Entries from a dataset of interfaces

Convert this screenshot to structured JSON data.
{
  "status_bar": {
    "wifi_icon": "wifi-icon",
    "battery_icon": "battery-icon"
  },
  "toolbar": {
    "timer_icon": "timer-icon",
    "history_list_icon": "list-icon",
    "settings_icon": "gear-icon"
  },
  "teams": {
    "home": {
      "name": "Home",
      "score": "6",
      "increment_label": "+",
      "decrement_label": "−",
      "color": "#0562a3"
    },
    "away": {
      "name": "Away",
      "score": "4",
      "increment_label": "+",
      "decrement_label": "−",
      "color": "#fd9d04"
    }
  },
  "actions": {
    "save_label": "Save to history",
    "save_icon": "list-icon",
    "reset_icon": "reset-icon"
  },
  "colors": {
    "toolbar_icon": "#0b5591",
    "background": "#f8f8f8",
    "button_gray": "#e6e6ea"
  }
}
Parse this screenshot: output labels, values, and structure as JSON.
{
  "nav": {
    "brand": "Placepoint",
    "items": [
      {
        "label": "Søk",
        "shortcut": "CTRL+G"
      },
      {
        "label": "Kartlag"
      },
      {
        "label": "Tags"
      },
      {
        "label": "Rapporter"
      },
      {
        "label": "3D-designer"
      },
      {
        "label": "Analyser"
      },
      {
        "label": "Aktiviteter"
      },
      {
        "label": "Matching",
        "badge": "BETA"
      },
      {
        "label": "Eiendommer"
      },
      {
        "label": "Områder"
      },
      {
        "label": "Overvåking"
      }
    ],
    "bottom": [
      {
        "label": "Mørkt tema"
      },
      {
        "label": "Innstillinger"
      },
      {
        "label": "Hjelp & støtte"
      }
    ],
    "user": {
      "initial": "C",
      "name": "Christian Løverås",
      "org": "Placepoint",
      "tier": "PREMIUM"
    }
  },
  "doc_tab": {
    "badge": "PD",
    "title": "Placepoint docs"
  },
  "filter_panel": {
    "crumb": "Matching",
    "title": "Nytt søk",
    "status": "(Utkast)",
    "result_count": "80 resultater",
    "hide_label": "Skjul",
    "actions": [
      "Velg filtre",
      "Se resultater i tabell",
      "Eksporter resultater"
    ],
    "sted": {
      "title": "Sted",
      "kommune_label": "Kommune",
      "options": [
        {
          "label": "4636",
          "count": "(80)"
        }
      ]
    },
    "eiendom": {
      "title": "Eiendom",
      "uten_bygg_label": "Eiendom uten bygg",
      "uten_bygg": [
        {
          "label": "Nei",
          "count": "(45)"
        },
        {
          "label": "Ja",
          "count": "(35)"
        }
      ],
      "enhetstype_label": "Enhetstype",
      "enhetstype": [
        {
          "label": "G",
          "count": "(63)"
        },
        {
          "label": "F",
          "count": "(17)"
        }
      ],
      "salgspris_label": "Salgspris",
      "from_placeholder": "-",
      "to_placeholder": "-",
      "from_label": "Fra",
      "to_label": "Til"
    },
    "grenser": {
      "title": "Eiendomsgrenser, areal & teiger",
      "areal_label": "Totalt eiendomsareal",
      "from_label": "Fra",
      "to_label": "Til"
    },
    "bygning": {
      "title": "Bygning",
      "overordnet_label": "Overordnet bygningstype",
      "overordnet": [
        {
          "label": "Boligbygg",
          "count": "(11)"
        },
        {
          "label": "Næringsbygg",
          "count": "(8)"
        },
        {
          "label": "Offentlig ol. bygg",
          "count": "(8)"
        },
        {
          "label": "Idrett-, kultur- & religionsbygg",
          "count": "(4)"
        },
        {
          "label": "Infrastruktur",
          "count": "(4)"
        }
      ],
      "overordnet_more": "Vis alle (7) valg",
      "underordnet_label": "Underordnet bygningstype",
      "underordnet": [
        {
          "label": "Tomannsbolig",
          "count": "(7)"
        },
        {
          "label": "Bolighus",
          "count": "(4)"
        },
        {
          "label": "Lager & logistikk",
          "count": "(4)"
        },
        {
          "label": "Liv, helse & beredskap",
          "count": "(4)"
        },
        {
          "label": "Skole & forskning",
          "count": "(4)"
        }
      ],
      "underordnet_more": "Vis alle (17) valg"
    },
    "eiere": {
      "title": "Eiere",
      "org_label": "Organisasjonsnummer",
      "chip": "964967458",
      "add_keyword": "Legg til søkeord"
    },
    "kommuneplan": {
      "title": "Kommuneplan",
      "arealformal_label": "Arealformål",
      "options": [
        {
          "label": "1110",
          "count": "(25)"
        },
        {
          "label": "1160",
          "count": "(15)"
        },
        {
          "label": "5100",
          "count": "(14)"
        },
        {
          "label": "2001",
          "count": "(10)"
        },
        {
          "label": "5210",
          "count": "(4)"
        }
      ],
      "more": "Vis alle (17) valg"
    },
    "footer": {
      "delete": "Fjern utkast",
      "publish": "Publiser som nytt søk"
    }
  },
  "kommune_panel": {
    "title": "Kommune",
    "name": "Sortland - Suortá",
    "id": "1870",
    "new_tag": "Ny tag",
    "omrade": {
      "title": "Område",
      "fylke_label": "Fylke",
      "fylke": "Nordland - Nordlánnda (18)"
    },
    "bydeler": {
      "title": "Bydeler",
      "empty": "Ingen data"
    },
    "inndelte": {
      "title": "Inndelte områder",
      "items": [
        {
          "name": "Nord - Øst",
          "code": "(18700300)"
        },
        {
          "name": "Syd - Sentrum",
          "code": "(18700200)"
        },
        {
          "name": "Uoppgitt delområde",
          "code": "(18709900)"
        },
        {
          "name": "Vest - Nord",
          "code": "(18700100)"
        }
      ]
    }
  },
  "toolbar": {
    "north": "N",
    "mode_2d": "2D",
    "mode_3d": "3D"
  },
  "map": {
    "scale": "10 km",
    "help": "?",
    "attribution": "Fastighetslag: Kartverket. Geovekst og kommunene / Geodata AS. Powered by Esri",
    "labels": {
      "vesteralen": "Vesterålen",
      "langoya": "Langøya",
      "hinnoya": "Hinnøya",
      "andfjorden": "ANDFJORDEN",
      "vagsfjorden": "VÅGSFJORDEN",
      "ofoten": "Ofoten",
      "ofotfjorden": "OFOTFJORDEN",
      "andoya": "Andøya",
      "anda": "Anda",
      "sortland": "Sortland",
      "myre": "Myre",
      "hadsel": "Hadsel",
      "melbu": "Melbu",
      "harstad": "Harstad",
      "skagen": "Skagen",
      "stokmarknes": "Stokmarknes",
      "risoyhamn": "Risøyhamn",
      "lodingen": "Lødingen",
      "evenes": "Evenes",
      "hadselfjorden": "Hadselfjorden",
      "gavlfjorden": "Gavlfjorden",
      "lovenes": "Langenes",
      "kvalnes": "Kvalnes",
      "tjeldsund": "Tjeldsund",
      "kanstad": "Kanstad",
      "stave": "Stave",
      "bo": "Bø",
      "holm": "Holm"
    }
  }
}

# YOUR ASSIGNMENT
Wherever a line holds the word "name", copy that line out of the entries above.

# RESPONSE TO THE EXERCISE
      "name": "Home",
      "name": "Away",
      "name": "Christian Løverås",
    "name": "Sortland - Suortá",
          "name": "Nord - Øst",
          "name": "Syd - Sentrum",
          "name": "Uoppgitt delområde",
          "name": "Vest - Nord",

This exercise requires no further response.